    It’s the whole problem with legislating pornography – what actually constitutes pornography is an “I know it when I see it” issue. I, personally, don’t find BDSM sexually exciting, but I do have DVD copies of Secretary and Blue Velvet on my shelves, simply because I think they’re damn good films. No doubt to a John Beyer type, both those films would fit his or her personal definition of “pornography”. Does this mean I’m eligible for prosecution now?

  14. Monitor says:

    Sunny, I think he does use the lack-of-correlation argument as the basis for his derision. From the concluding paragraph:
    Despite its self-confessed lack of evidence that extreme porn provokes extreme behaviour, it still justifies its proposal as an attempt to ‘protect society’ from material ‘which may encourage interest in violent or aberrant sexual activity’
    But you are right – he could have made more of it than he does.

    The Northwestern University research (above) is interesting on the negative correlation evidence. Obvious really – the availability of pornography has risen exponentially in the past 10 years. If there is a correlation, why isn’t everyone raping each other?

  15. Shaun Hollingworth says:

    Martin Salter MP said:

    “This campaign has taken a huge amount of time and effort but it has struck a chord right across the country.”

    Oh it’s struck a chord all right. If you look round most folk are completely AGAINST it, including Daily Mail readers:

    http://tinyurl.com/zur6a

    and BBC web site users:
    http://tinyurl.com/gep3y

    If they go ahead with this, then British democracy is just a fading illusion….

    Even some of my elderly churchgoing relatives are completely against this proposed new law.

  16. Greg says:

    This is just another example of the drip-drip-drip erosion of our freedoms. This isn’t about
    making things better: it’s about government control and its need to be seen to be in control.

  17. Mark says:
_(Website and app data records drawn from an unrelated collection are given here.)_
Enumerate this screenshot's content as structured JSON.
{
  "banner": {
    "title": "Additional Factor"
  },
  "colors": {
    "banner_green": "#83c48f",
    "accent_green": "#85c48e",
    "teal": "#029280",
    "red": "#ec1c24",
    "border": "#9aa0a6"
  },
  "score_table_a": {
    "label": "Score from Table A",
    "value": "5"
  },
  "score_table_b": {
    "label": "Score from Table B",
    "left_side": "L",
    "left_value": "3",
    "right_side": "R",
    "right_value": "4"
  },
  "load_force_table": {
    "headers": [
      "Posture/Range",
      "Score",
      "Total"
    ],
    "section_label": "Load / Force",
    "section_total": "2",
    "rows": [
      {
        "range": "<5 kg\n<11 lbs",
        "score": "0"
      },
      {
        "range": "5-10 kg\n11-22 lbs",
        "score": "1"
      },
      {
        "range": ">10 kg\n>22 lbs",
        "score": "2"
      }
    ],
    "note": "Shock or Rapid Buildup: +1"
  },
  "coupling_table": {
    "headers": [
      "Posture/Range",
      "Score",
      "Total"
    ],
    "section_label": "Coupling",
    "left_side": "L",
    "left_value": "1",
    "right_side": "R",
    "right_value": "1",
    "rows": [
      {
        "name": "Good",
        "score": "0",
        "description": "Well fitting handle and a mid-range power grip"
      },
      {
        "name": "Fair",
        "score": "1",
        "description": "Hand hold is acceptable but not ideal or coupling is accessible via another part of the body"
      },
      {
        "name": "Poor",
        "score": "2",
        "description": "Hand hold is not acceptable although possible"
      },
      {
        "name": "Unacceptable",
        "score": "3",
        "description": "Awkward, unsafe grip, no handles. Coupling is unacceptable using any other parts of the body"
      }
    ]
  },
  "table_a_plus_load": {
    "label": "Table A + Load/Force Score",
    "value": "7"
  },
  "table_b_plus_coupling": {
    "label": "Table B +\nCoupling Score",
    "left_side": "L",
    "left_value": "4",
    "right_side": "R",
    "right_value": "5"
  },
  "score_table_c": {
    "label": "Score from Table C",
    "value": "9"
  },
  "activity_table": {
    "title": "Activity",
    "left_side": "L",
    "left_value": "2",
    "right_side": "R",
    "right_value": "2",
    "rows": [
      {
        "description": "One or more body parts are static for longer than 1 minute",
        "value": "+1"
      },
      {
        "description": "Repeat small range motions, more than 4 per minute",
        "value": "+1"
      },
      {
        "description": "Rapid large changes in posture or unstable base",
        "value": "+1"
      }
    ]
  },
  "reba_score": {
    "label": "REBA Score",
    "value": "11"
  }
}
    This is typicial reationary behavior .
    It can be seen after every incident right now there are calls in canada to shut down Vampire freaks website because the montreal shooter happened to blog there.
    there are constantly calls after some violent incident to ban violent video games movies and music.
    there were calls to ban porn afrer Bundy did his killings even though in truth Bundys porn was dime store detective and cheer leaders mags.
    These people show their complete lack of touch with reality porn and games don’t kill people people do
    .
    Normal people don’t play video games or view violent porn and then want to turn that into reality and anyone with a mind as insane and truly violent that images could set them off is already insane and if not those images then something else would set them of.
    I wish people would start using some sense and logic for a change rather than jumping on hype and trying to ban things there is already far to much government control over what people can chose to view or not view the government already has to much control over everyday life already.
    Anyone that has made a real study and has any real intellegence can see that viewing violent porn has no relation at all to real life sex crimes.
    Japan has some of the most violent sex fantasy images around but also has the the lowest amount of real life sex crimes the same is true of holland so if anything the facts suggest the opposite view that the abilty to view these images may in fact reduce crime since both of those nations have far lower sex crime rates dispite having far freer sex fantasy pornography laws.
    Also there was no internet or hardcore porn in victorian London.
    And yet far more sex crimes murders.
    I wish people would try to study facts and use logic instead of supporting reactionary lobbyists like the unfortunate girls mother and allowing the government to exert even more control over what people can and can’t do than it already does.